I'm not new to Password Safe, having been introduced to it some time ago, but it's one of the many things that I simply tried and then abandoned; I saw it as an inconvenience. But now I'm a little more savvy and I've more knowledge about the way in which systems can and are compromised, I'm less comfortable with the build-in manager that Firefox has. I'm also more clued in about Bruce Schneier and his work.

This is from the help file that comes with the Password Safe app...

About Password Safe
Password Safe and the Twofish encryption algorithm it uses were originally developed and released to the public by Bruce Schneier and Counterpane Labs.

Password Safe is now an open source project hosted at sourceforge.net. The latest program updates, documentation, and news can be located at http://pwsafe.org.

Password Safe is freely available and distributable under the restrictions set forth in the standard Open Source Initiative (OSI) Artistic License 2.0. A copy of this license is included with the Password Safe installation package in the file named LICENSE.

Twofish is a fast, free alternative to the AES, DES and IDEA encryption algorithms. Details on the Twofish algorithm, including speed comparisons and an extensive list of products that use Twofish, are available at http://www.schneier.com/twofish.html

Please read the Readme.txt, Changelog.txt, and ReleaseNotes.txt or ReleaseNotes.html files in the installation package for the latest changes, bug fixes, and documentation addenda.

All other brand or product names are trademarks of their respective companies. No support or endorsement by these companies exists or is implied.

This app will store the logon details (url, username, password) as well as any notes that you may need to keep about the logon, in a safe and off-line database. The fact that it's off-line is important to me.

Password Safe comes with a very detailed guide, which you need to read. I'll outline some of the details of the app, on this page, but you'll have to read the help file that's included with the app as I can't do any justice to this app in this short introduction.

The first thing you'll need is a strong master password that you can remember. This unlocks the database.

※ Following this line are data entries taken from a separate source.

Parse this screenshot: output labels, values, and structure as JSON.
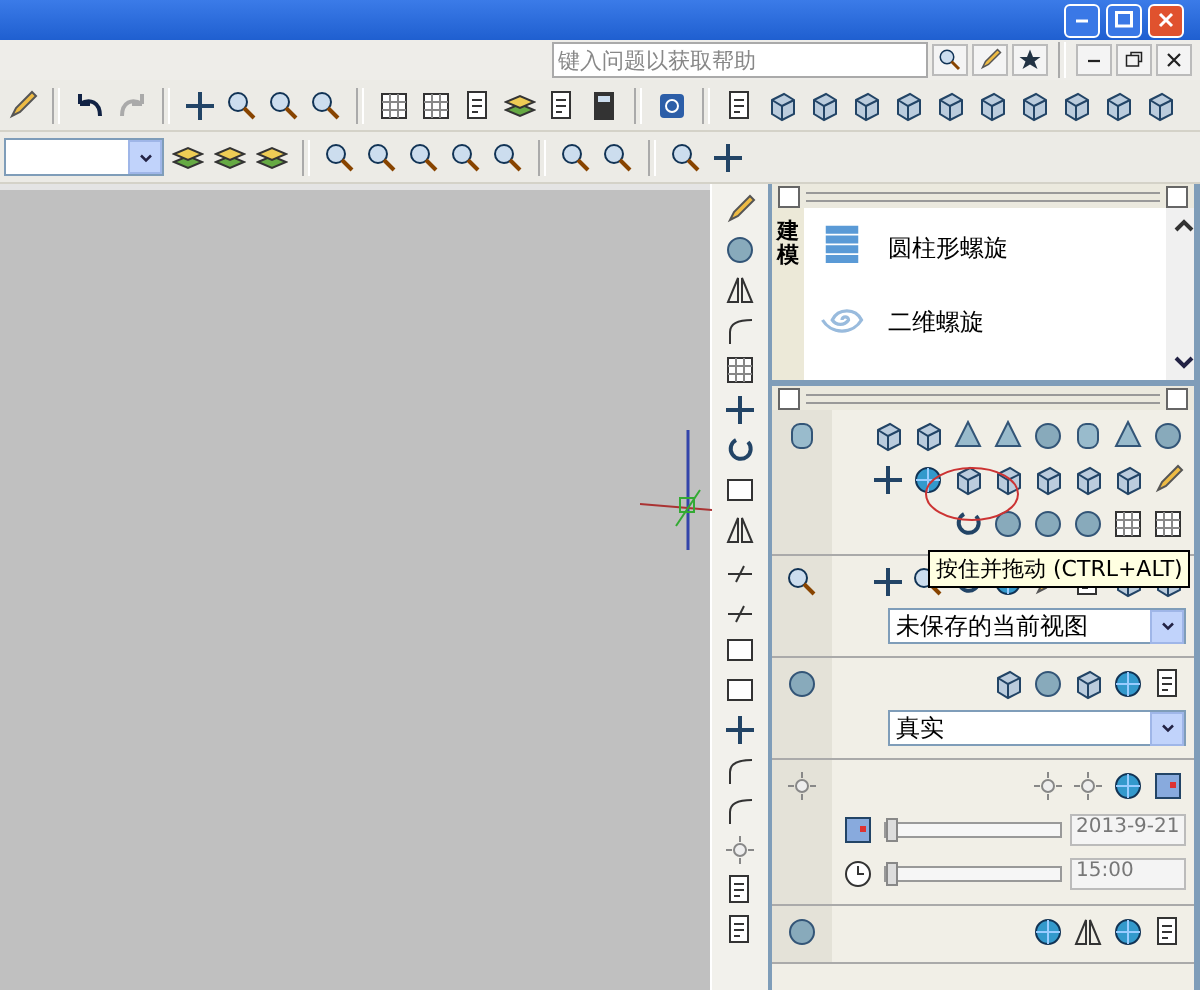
{
  "help_search": {
    "placeholder": "键入问题以获取帮助"
  },
  "tool_palette": {
    "tab": "建模",
    "items": [
      {
        "label": "圆柱形螺旋",
        "kind": "helix"
      },
      {
        "label": "二维螺旋",
        "kind": "spiral"
      }
    ]
  },
  "dashboard": {
    "tooltip": "按住并拖动 (CTRL+ALT)",
    "view": {
      "value": "未保存的当前视图"
    },
    "visual_style": {
      "value": "真实"
    },
    "sun_date": {
      "value": "2013-9-21",
      "disabled": true,
      "level": 0
    },
    "sun_time": {
      "value": "15:00",
      "disabled": true,
      "level": 0
    }
  }
}
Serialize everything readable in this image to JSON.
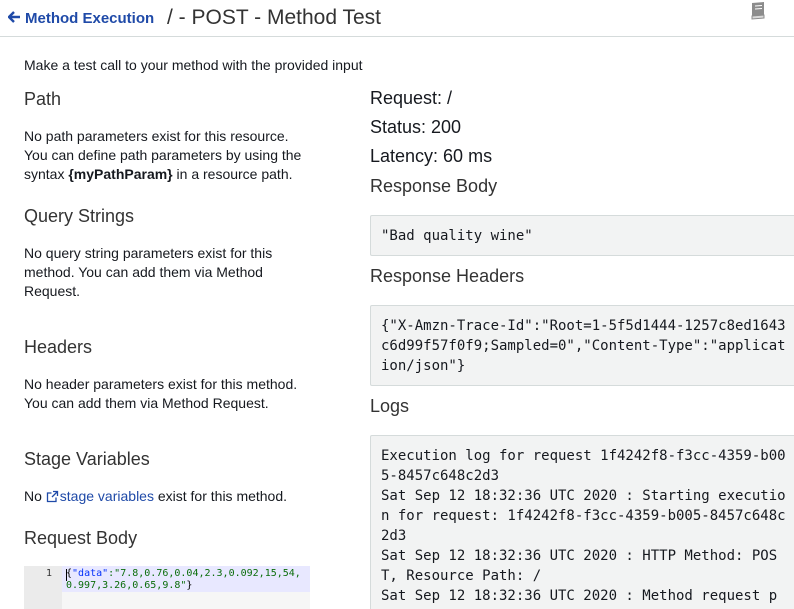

If you forget your master password, there's nobody you can go crying to! It's not so difficult to create a strong master password that you can remember and that will be resistant to a brute force attack, so don't use anything that you can find in a dictionary.

Padding creates unbreakable passwords that are also easy to remember and use. E.g:

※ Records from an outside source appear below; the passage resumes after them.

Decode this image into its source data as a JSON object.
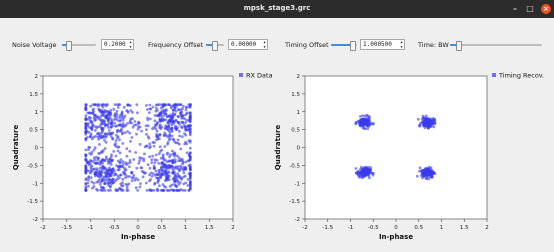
{
  "window": {
    "title": "mpsk_stage3.grc",
    "minimize_glyph": "–",
    "maximize_glyph": "□",
    "close_glyph": "×"
  },
  "controls": {
    "noise_voltage": {
      "label": "Noise Voltage",
      "value": "0.2000",
      "level": 0.2
    },
    "frequency_offset": {
      "label": "Frequency Offset",
      "value": "0.00000",
      "level": 0.5
    },
    "timing_offset": {
      "label": "Timing Offset",
      "value": "1.000500",
      "level": 0.85
    },
    "timing_bw": {
      "label": "Time: BW",
      "level": 0.1
    }
  },
  "chart_data": [
    {
      "type": "scatter",
      "title": "",
      "xlabel": "In-phase",
      "ylabel": "Quadrature",
      "xlim": [
        -2,
        2
      ],
      "ylim": [
        -2,
        2
      ],
      "xticks": [
        "-2",
        "-1.5",
        "-1",
        "-0.5",
        "0",
        "0.5",
        "1",
        "1.5",
        "2"
      ],
      "yticks": [
        "2",
        "1.5",
        "1",
        "0.5",
        "0",
        "-0.5",
        "-1",
        "-1.5",
        "-2"
      ],
      "grid": false,
      "legend_position": "top-right",
      "series": [
        {
          "name": "RX Data",
          "color": "#3b3bef",
          "cluster_centers": [
            [
              -0.7,
              0.7
            ],
            [
              0.7,
              0.7
            ],
            [
              -0.7,
              -0.7
            ],
            [
              0.7,
              -0.7
            ]
          ],
          "cluster_spread": 0.33,
          "x_extent": [
            -1.1,
            1.1
          ],
          "y_extent": [
            -1.2,
            1.2
          ],
          "points_per_cluster": 300
        }
      ]
    },
    {
      "type": "scatter",
      "title": "",
      "xlabel": "In-phase",
      "ylabel": "Quadrature",
      "xlim": [
        -2,
        2
      ],
      "ylim": [
        -2,
        2
      ],
      "xticks": [
        "-2",
        "-1.5",
        "-1",
        "-0.5",
        "0",
        "0.5",
        "1",
        "1.5",
        "2"
      ],
      "yticks": [
        "2",
        "1.5",
        "1",
        "0.5",
        "0",
        "-0.5",
        "-1",
        "-1.5",
        "-2"
      ],
      "grid": false,
      "legend_position": "top-right",
      "series": [
        {
          "name": "Timing Recov.",
          "color": "#3b3bef",
          "cluster_centers": [
            [
              -0.7,
              0.7
            ],
            [
              0.7,
              0.7
            ],
            [
              -0.7,
              -0.7
            ],
            [
              0.7,
              -0.7
            ]
          ],
          "cluster_spread": 0.07,
          "points_per_cluster": 140
        }
      ]
    }
  ]
}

Be creative and come up with something that's unique to you.

That done, you'll need to populate your secure database with the login details of your accounts. On moving over to this app, I've taken the opportunity to change all of my passwords. Password Safe has a very good password generator with which you can have different policies. This is in fact a better system for me as I now don't have to use any other system to generate my random character passwords; it's all there in the app. I can choose how many characters to use as well as the combination. I can also set an expiration date if required.

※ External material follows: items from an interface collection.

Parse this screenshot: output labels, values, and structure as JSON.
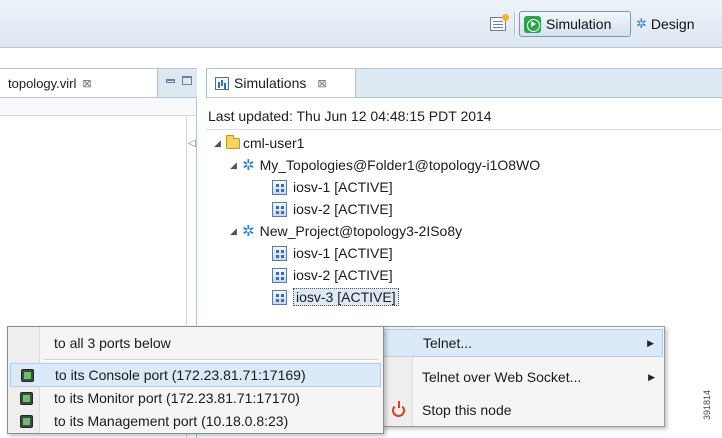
{
  "toolbar": {
    "new_icon": "new-window-icon",
    "perspectives": [
      {
        "label": "Simulation",
        "icon": "play-circle-icon",
        "active": true
      },
      {
        "label": "Design",
        "icon": "topology-icon",
        "active": false
      }
    ]
  },
  "editor": {
    "tab_label": "topology.virl",
    "close_glyph": "⊠"
  },
  "simulations_view": {
    "tab_label": "Simulations",
    "close_glyph": "⊠",
    "last_updated": "Last updated: Thu Jun 12 04:48:15 PDT 2014",
    "tree": {
      "user": "cml-user1",
      "topologies": [
        {
          "label": "My_Topologies@Folder1@topology-i1O8WO",
          "nodes": [
            "iosv-1 [ACTIVE]",
            "iosv-2 [ACTIVE]"
          ]
        },
        {
          "label": "New_Project@topology3-2ISo8y",
          "nodes": [
            "iosv-1 [ACTIVE]",
            "iosv-2 [ACTIVE]",
            "iosv-3 [ACTIVE]"
          ]
        }
      ]
    }
  },
  "context_menu": {
    "items": [
      {
        "label": "Telnet...",
        "submenu": true,
        "highlighted": true
      },
      {
        "label": "Telnet over Web Socket...",
        "submenu": true,
        "highlighted": false
      },
      {
        "label": "Stop this node",
        "icon": "power-icon",
        "highlighted": false
      }
    ]
  },
  "telnet_submenu": {
    "items": [
      {
        "label": "to all 3 ports below"
      },
      {
        "label": "to its Console port (172.23.81.71:17169)",
        "icon": "terminal-icon",
        "highlighted": true
      },
      {
        "label": "to its Monitor port (172.23.81.71:17170)",
        "icon": "terminal-icon",
        "highlighted": false
      },
      {
        "label": "to its Management port (10.18.0.8:23)",
        "icon": "terminal-icon",
        "highlighted": false
      }
    ]
  },
  "figure_id": "391814",
  "colors": {
    "toolbar_bg": "#dde7f2",
    "highlight": "#dce9f7",
    "topology_icon": "#2d7fc9",
    "active_perspective": "#2ea44a",
    "stop_icon": "#d9401d"
  }
}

There are a few different ways that Password Safe interacts with the login form that you need to use to get access to said site or service, such as Drag and Drop, Cut and Paste, and AutoType, as well as a simple copy-to-clipboard by double-clicking.

The bottom line is either you want control or you don't. Trusting a second party with your on-line details is a risk in and of its self, but you don't have to trust a cloud-based password manager as well, so why do it? Take the control and responsibility yourself and stop farming this out to others. Do you know that these cloud-based password managers are not accessible to the vendors or government agencies? I don't. That's why I've been using the systems I've detailed. Now Password Safe is my choice as I have control over it; it's off-line and I trust the work of Bruce Schneier.

My thanks to...

Doug Martin for Password Chart to Steve Gibson for Perfect Paper Passwords as well as other excellent tools on his site, including Password Haystack and Perfect Passwords, described as a Ultra High Security Password Generator. You'll also find many useful tools and projects, including a High-Security Offline Password Generator on Taylor Hornby's site: https://defuse.ca